Data about app and page elements
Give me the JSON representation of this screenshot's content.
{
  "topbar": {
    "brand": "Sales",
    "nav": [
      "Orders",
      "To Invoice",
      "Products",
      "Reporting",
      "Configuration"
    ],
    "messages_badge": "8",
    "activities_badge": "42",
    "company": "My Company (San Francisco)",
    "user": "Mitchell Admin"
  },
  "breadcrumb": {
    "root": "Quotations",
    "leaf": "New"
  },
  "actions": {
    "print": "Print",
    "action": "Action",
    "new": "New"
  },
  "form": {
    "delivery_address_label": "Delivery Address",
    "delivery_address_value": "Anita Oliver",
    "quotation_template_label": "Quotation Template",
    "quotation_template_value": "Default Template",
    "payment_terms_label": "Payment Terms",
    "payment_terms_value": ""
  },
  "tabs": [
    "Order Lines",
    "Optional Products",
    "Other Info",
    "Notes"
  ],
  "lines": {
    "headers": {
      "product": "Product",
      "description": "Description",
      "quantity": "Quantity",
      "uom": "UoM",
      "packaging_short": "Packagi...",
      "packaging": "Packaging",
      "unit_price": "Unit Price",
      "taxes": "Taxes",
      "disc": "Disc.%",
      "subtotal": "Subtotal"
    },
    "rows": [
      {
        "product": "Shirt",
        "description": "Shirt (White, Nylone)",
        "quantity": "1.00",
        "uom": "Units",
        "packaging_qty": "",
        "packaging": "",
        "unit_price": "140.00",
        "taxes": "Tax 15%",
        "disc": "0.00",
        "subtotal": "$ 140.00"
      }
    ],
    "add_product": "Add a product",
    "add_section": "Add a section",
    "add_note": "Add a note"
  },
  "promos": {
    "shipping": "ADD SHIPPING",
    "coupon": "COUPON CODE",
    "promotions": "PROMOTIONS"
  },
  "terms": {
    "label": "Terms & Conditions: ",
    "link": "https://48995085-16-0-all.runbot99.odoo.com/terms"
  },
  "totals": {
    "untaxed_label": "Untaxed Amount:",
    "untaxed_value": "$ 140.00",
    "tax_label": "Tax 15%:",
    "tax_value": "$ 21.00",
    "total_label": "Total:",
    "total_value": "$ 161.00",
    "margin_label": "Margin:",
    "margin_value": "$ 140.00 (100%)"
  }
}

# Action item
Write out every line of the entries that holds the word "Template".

# Written reply
    "quotation_template_label": "Quotation Template",
    "quotation_template_value": "Default Template",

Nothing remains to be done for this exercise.